:: EXERCISE OBJECTIVE ::
What is needed here is an exact copy of every entry.

Items listed in a dataset
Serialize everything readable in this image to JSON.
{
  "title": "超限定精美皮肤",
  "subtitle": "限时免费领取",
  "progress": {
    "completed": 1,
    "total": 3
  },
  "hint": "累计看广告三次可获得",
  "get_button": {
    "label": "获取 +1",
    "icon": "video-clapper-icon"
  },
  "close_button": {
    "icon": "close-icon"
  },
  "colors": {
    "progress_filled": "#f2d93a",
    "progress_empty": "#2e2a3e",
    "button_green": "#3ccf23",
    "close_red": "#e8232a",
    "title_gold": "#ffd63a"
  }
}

:: WRITTEN SOLUTION ::
Serialize everything readable in this image to JSON.
{
  "title": "超限定精美皮肤",
  "subtitle": "限时免费领取",
  "progress": {
    "completed": 1,
    "total": 3
  },
  "hint": "累计看广告三次可获得",
  "get_button": {
    "label": "获取 +1",
    "icon": "video-clapper-icon"
  },
  "close_button": {
    "icon": "close-icon"
  },
  "colors": {
    "progress_filled": "#f2d93a",
    "progress_empty": "#2e2a3e",
    "button_green": "#3ccf23",
    "close_red": "#e8232a",
    "title_gold": "#ffd63a"
  }
}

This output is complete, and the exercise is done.